Monsanto has used the retraction of a controversial scientific paper about its Roundup weedkiller to stress its commitment to safety, but the decision has been slammed by some scientists.

The paper, authored by Professor Gilles-Eric Séralini, was published last autumn in Food and Chemical Toxicology, an Elsevier journal. It stated that rats exposed to Monsanto’s Roundup - the world’s best-selling weedkiller - and/or its genetically modified NK603 maize suffered severe toxic effects, increased tumour rates and higher mortality.

The study reignited the debate about GMO safety across the world, but last week Elsevier announced the article’s retraction, following a review carried out by the journal’s editor-in-chief. The journal asked Seralini to retract the study himself, but he refused.

Elsevier said its review indicated there was legitimate cause for concern about the small number of animals used in each study group and the particular strain of rat used by Séralini. “A more in-depth look at the raw data revealed that no definitive conclusions can be reached with this small sample size regarding the role of either NK603 or glyphosate in regards to overall mortality or tumour incidence.” These shortcomings were found even though a peer review had been carried out before the Seralini paper was published.

The Seralini study was criticised by many scientists and scientific organisations - including the European Food Safety Authority - at the time of its publication, but the European Network of Scientists for Social and Environmental Responsibility called the article’s retraction a “severe blow to the credibility and independence of science, indeed a travesty of science”.

Monsanto said it always maintained that Séralini’s findings were not supported by the data. “Conclusions about a matter as important as food safety must be based on quality science that adheres to internationally recognised standards,” it added in a statement. “At Monsanto we remain committed to adhering to these rigorous scientific guidelines because the safety of all of our products, including crops improved through biotechnology, is our utmost priority.”

Coconut oil supply jitters continue in wake of Haiyan

Coconut oil prices continue to rise both year on year and month on month as a result of the typhoon that hit the Philippines, the world’s largest producer, last month, sparking concerns about short to medium-term availability.
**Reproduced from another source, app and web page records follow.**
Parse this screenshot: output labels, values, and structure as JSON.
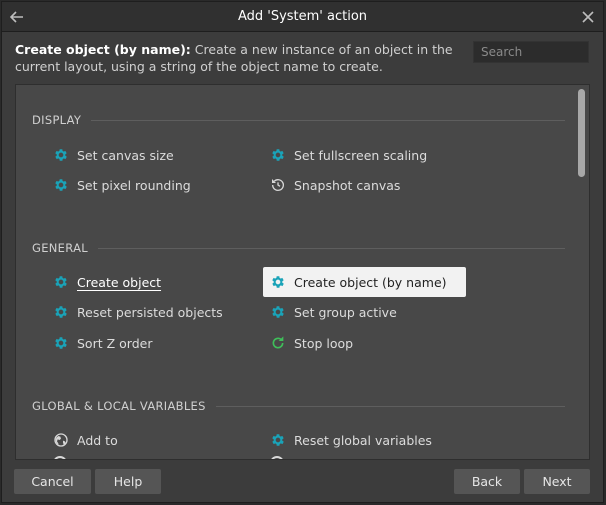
{
  "window": {
    "title": "Add 'System' action"
  },
  "description": {
    "name": "Create object (by name):",
    "text": " Create a new instance of an object in the current layout, using a string of the object name to create."
  },
  "search": {
    "placeholder": "Search"
  },
  "sections": [
    {
      "label": "DISPLAY",
      "items": [
        {
          "label": "Set canvas size",
          "icon": "gear-icon"
        },
        {
          "label": "Set fullscreen scaling",
          "icon": "gear-icon"
        },
        {
          "label": "Set pixel rounding",
          "icon": "gear-icon"
        },
        {
          "label": "Snapshot canvas",
          "icon": "history-icon"
        }
      ]
    },
    {
      "label": "GENERAL",
      "items": [
        {
          "label": "Create object",
          "icon": "gear-icon"
        },
        {
          "label": "Create object (by name)",
          "icon": "gear-icon",
          "selected": true
        },
        {
          "label": "Reset persisted objects",
          "icon": "gear-icon"
        },
        {
          "label": "Set group active",
          "icon": "gear-icon"
        },
        {
          "label": "Sort Z order",
          "icon": "gear-icon"
        },
        {
          "label": "Stop loop",
          "icon": "loop-icon"
        }
      ]
    },
    {
      "label": "GLOBAL & LOCAL VARIABLES",
      "items": [
        {
          "label": "Add to",
          "icon": "globe-icon"
        },
        {
          "label": "Reset global variables",
          "icon": "gear-icon"
        }
      ]
    }
  ],
  "footer": {
    "cancel": "Cancel",
    "help": "Help",
    "back": "Back",
    "next": "Next"
  },
  "colors": {
    "gear": "#1aa3b8",
    "loop": "#3fbf5a",
    "neutral_icon": "#d8d8d8"
  }
}
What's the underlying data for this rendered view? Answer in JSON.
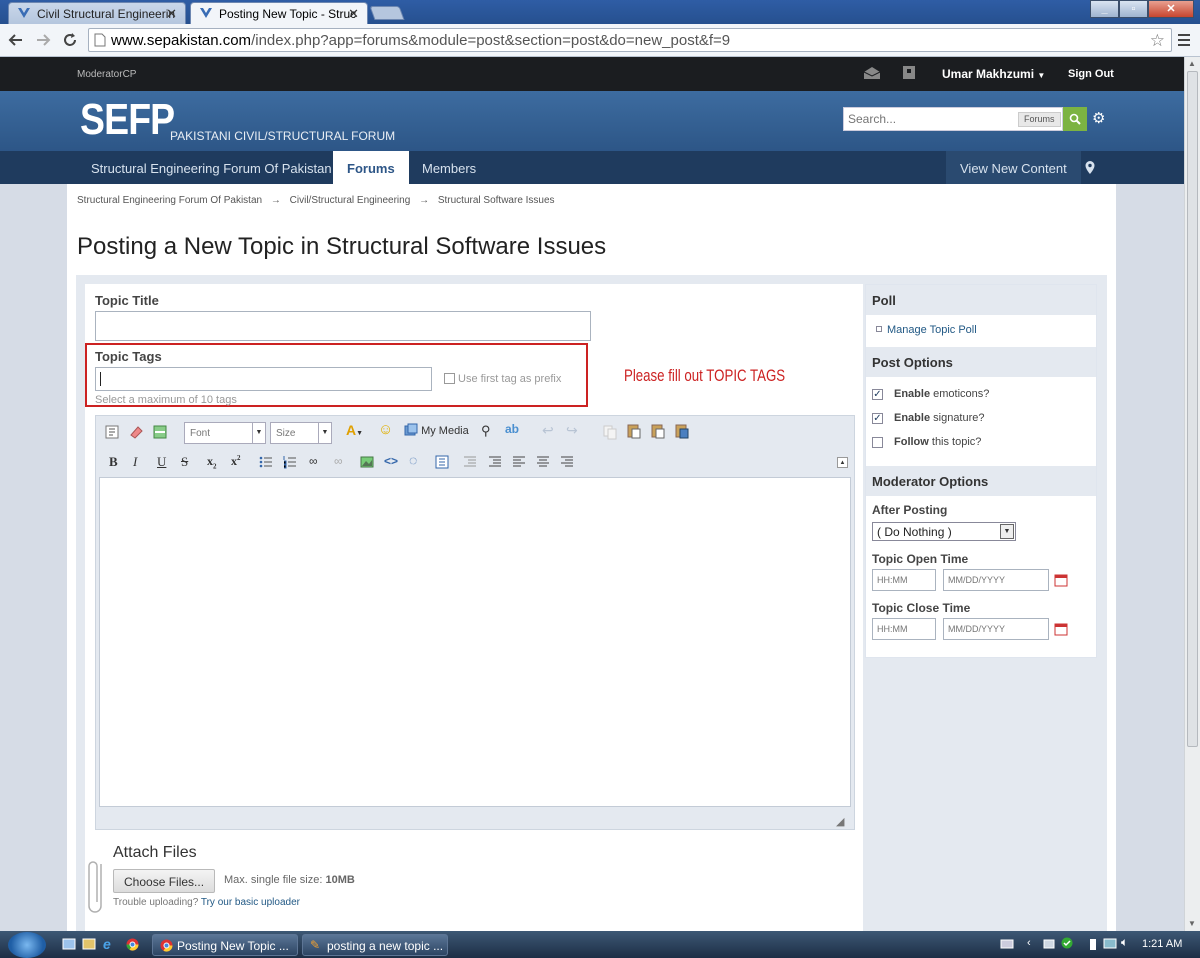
{
  "browser": {
    "tabs": [
      {
        "title": "Civil Structural Engineerin",
        "active": false
      },
      {
        "title": "Posting New Topic - Struc",
        "active": true
      }
    ],
    "url_host": "www.sepakistan.com",
    "url_path": "/index.php?app=forums&module=post&section=post&do=new_post&f=9"
  },
  "userbar": {
    "moderator_cp": "ModeratorCP",
    "username": "Umar Makhzumi",
    "sign_out": "Sign Out"
  },
  "branding": {
    "logo": "SEFP",
    "tagline": "PAKISTANI CIVIL/STRUCTURAL FORUM",
    "search_placeholder": "Search...",
    "search_scope": "Forums"
  },
  "nav": {
    "items": [
      "Structural Engineering Forum Of Pakistan",
      "Forums",
      "Members"
    ],
    "active_index": 1,
    "view_new_content": "View New Content"
  },
  "breadcrumb": [
    "Structural Engineering Forum Of Pakistan",
    "Civil/Structural Engineering",
    "Structural Software Issues"
  ],
  "page_title": "Posting a New Topic in Structural Software Issues",
  "form": {
    "topic_title_label": "Topic Title",
    "topic_tags_label": "Topic Tags",
    "use_first_tag_label": "Use first tag as prefix",
    "tags_hint": "Select a maximum of 10 tags",
    "annotation": "Please fill out TOPIC TAGS",
    "annotation_color": "#cc2222",
    "font_select": "Font",
    "size_select": "Size",
    "my_media": "My Media"
  },
  "attach": {
    "title": "Attach Files",
    "choose_button": "Choose Files...",
    "max_size_label": "Max. single file size:",
    "max_size_value": "10MB",
    "trouble_text": "Trouble uploading?",
    "basic_uploader_link": "Try our basic uploader"
  },
  "sidebar": {
    "poll_header": "Poll",
    "manage_poll": "Manage Topic Poll",
    "post_options_header": "Post Options",
    "options": [
      {
        "bold": "Enable",
        "rest": " emoticons?",
        "checked": true
      },
      {
        "bold": "Enable",
        "rest": " signature?",
        "checked": true
      },
      {
        "bold": "Follow",
        "rest": " this topic?",
        "checked": false
      }
    ],
    "moderator_header": "Moderator Options",
    "after_posting_label": "After Posting",
    "after_posting_value": "( Do Nothing )",
    "open_time_label": "Topic Open Time",
    "close_time_label": "Topic Close Time",
    "time_placeholder": "HH:MM",
    "date_placeholder": "MM/DD/YYYY"
  },
  "taskbar": {
    "tasks": [
      "Posting New Topic ...",
      "posting a new topic ..."
    ],
    "clock": "1:21 AM"
  },
  "colors": {
    "brand_blue": "#2d5687",
    "nav_dark": "#1f3b5e",
    "search_green": "#7cb342",
    "link_blue": "#225985"
  }
}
High coconut oil prices are taking their toll on palm kernel oil as the two oils can be substituted for each other to a degree.
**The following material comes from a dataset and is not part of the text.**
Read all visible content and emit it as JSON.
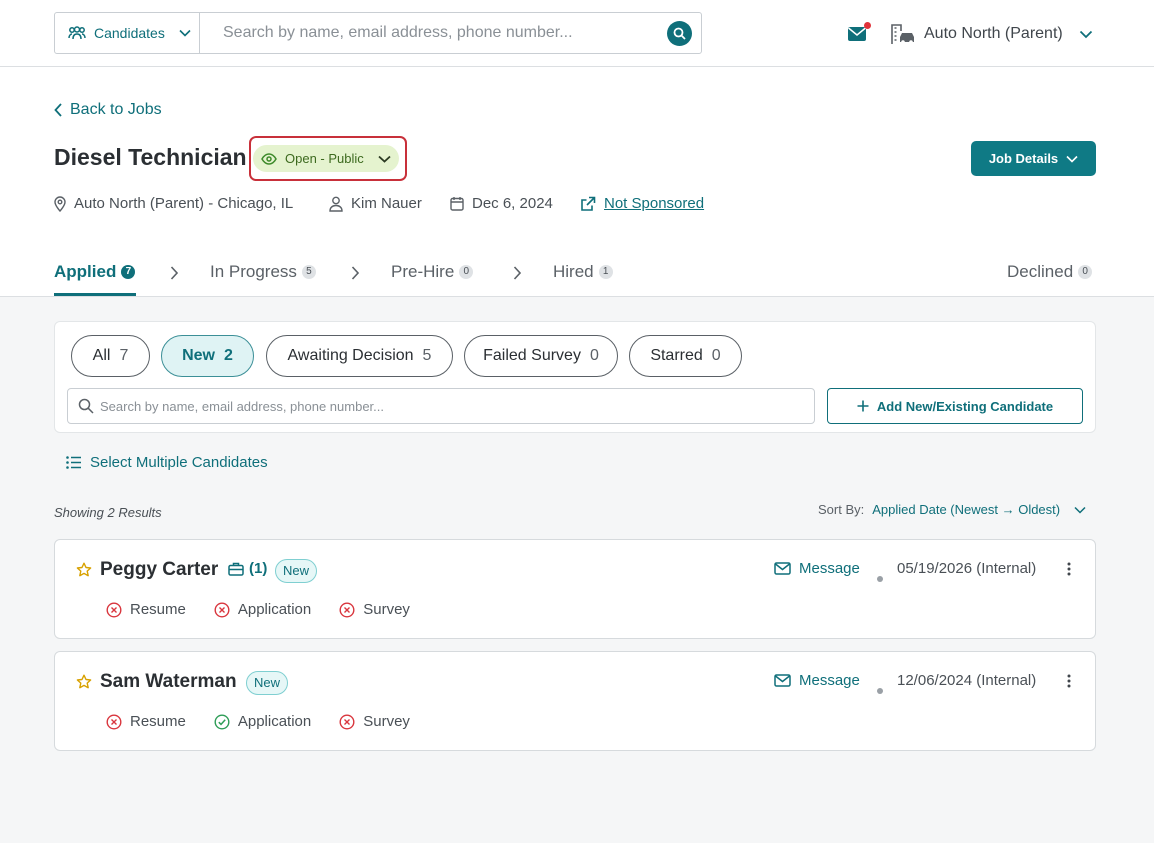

Commodity prices 7 Dec 2013

Cocoa powder prices remain on a downward trajectory as a result of increased demand for cocoa butter. Cocoa butter and powder are derived in equal proportions from the cocoa bean, and as cocoa butter production has increased to respond to higher demand, so has production of powder. However, consumer demand for powder has not kept pace, causing prices to fall.
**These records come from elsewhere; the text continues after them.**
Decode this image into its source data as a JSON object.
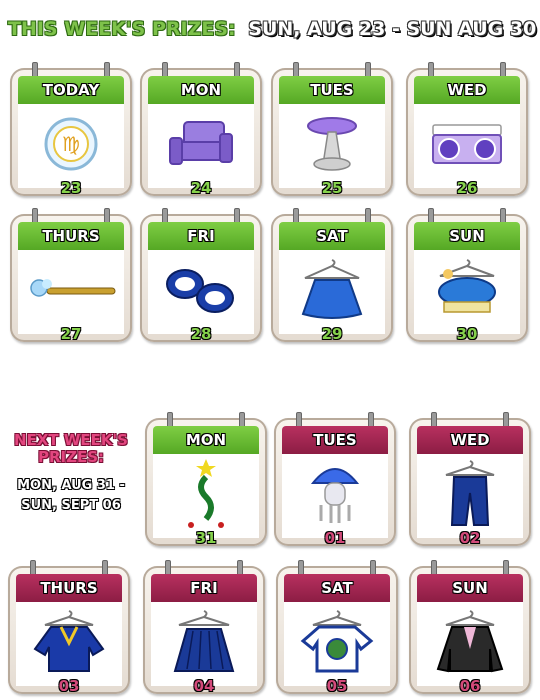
{
  "header": {
    "title": "THIS WEEK'S PRIZES:",
    "range": "SUN, AUG 23 - SUN AUG 30"
  },
  "this_week": [
    {
      "day": "TODAY",
      "date": "23",
      "prize_icon": "zodiac-coin-icon"
    },
    {
      "day": "MON",
      "date": "24",
      "prize_icon": "armchair-icon"
    },
    {
      "day": "TUES",
      "date": "25",
      "prize_icon": "round-table-icon"
    },
    {
      "day": "WED",
      "date": "26",
      "prize_icon": "speaker-bench-icon"
    },
    {
      "day": "THURS",
      "date": "27",
      "prize_icon": "wand-icon"
    },
    {
      "day": "FRI",
      "date": "28",
      "prize_icon": "cuffs-icon"
    },
    {
      "day": "SAT",
      "date": "29",
      "prize_icon": "skirt-icon"
    },
    {
      "day": "SUN",
      "date": "30",
      "prize_icon": "tutu-icon"
    }
  ],
  "next_week": {
    "title_line1": "NEXT WEEK'S",
    "title_line2": "PRIZES:",
    "range_line1": "MON, AUG 31 -",
    "range_line2": "SUN, SEPT 06",
    "days": [
      {
        "day": "MON",
        "date": "31",
        "prize_icon": "vine-plant-icon"
      },
      {
        "day": "TUES",
        "date": "01",
        "prize_icon": "jellyfish-icon"
      },
      {
        "day": "WED",
        "date": "02",
        "prize_icon": "pants-icon"
      },
      {
        "day": "THURS",
        "date": "03",
        "prize_icon": "sweater-icon"
      },
      {
        "day": "FRI",
        "date": "04",
        "prize_icon": "pleated-skirt-icon"
      },
      {
        "day": "SAT",
        "date": "05",
        "prize_icon": "tshirt-icon"
      },
      {
        "day": "SUN",
        "date": "06",
        "prize_icon": "suit-jacket-icon"
      }
    ]
  },
  "colors": {
    "this_week_header": "#5fb52d",
    "next_week_header": "#9e2450"
  }
}
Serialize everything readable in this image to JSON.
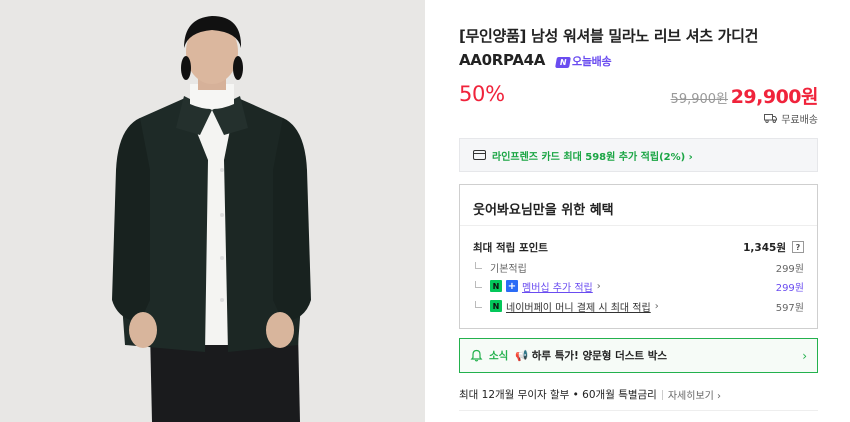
{
  "product": {
    "title": "[무인양품] 남성 워셔블 밀라노 리브 셔츠 가디건 AA0RPA4A",
    "delivery_badge_mark": "N",
    "delivery_badge": "오늘배송",
    "discount": "50%",
    "original_price": "59,900원",
    "sale_price": "29,900원",
    "shipping": "무료배송"
  },
  "card_banner": {
    "text": "라인프렌즈 카드 최대 598원 추가 적립(2%) ›"
  },
  "benefits": {
    "title": "웃어봐요님만을 위한 혜택",
    "max_points_label": "최대 적립 포인트",
    "max_points_value": "1,345원",
    "help": "?",
    "basic_label": "기본적립",
    "basic_value": "299원",
    "membership_n": "N",
    "membership_plus": "+",
    "membership_label": "멤버십 추가 적립",
    "membership_value": "299원",
    "npay_n": "N",
    "npay_label": "네이버페이 머니 결제 시 최대 적립",
    "npay_value": "597원"
  },
  "news": {
    "prefix": "소식",
    "text": "하루 특가! 양문형 더스트 박스"
  },
  "installment": {
    "text": "최대 12개월 무이자 할부 • 60개월 특별금리",
    "detail": "자세히보기 ›"
  },
  "colors": {
    "accent_red": "#f0233b",
    "naver_green": "#03c75a",
    "delivery_purple": "#6a4cf0"
  }
}
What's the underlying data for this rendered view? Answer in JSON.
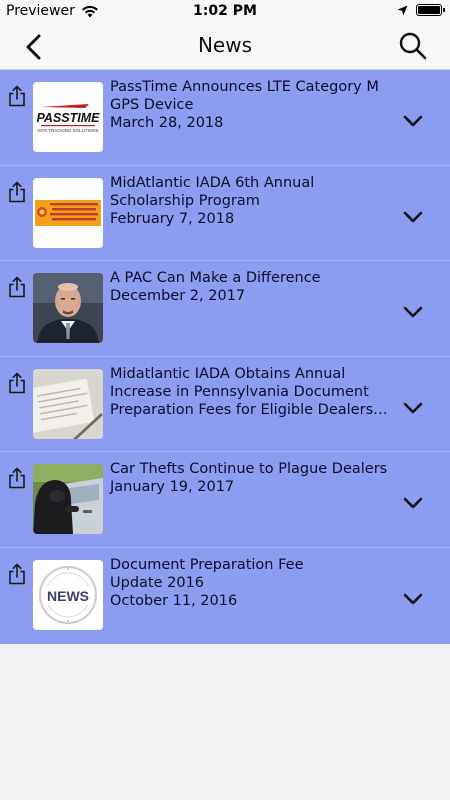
{
  "status_bar": {
    "carrier": "Previewer",
    "time": "1:02 PM"
  },
  "nav": {
    "title": "News"
  },
  "news": [
    {
      "title": "PassTime Announces LTE Category M\nGPS Device",
      "date": "March 28, 2018",
      "thumb": "PassTime GPS logo"
    },
    {
      "title": "MidAtlantic IADA 6th Annual\nScholarship Program",
      "date": "February 7, 2018",
      "thumb": "orange scholarship banner"
    },
    {
      "title": "A PAC Can Make a Difference",
      "date": "December 2, 2017",
      "thumb": "portrait of man in suit"
    },
    {
      "title": "Midatlantic IADA Obtains Annual\nIncrease in Pennsylvania Document\nPreparation Fees for Eligible Dealers…",
      "date": "",
      "thumb": "documents and pen"
    },
    {
      "title": "Car Thefts Continue to Plague Dealers",
      "date": "January 19, 2017",
      "thumb": "hooded thief at car door"
    },
    {
      "title": "Document Preparation Fee\nUpdate 2016",
      "date": "October 11, 2016",
      "thumb": "NEWS seal"
    }
  ],
  "colors": {
    "list_background": "#8c9cf0",
    "row_divider": "#a8b2ec",
    "bar_background": "#f7f7f7"
  },
  "icons": {
    "back": "chevron-left-icon",
    "search": "search-icon",
    "share": "share-icon",
    "expand": "chevron-down-icon"
  }
}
Prices digest

Data: Rothamsted Research has invested in an unmanned drone to help monitor crop development. The ‘octocopter’ will be used to collect crop data using video and imaging equipment.

Oilseed rape: Researchers at the University of Hertfordshire have mapped disease in oilseed rape crop in China to help the Chinese government better manage crop protection. China is the world’s largest producer of rapeseed, and the health of its crops is vital to global food security.

Wheat: Canada is on track to harvest its largest wheat crop ever this year, with a record crop also on the cards for rapeseed, according to a new survey by the Canadian government. Total wheat production was now expected to reach 37.5 million tonnes, Statistics Canada said.

Maize: China has rejected about 120,000 tonnes of maize imported from the US because it was cross-contaminated with a type of GM maize not yet approved by the Chinese government.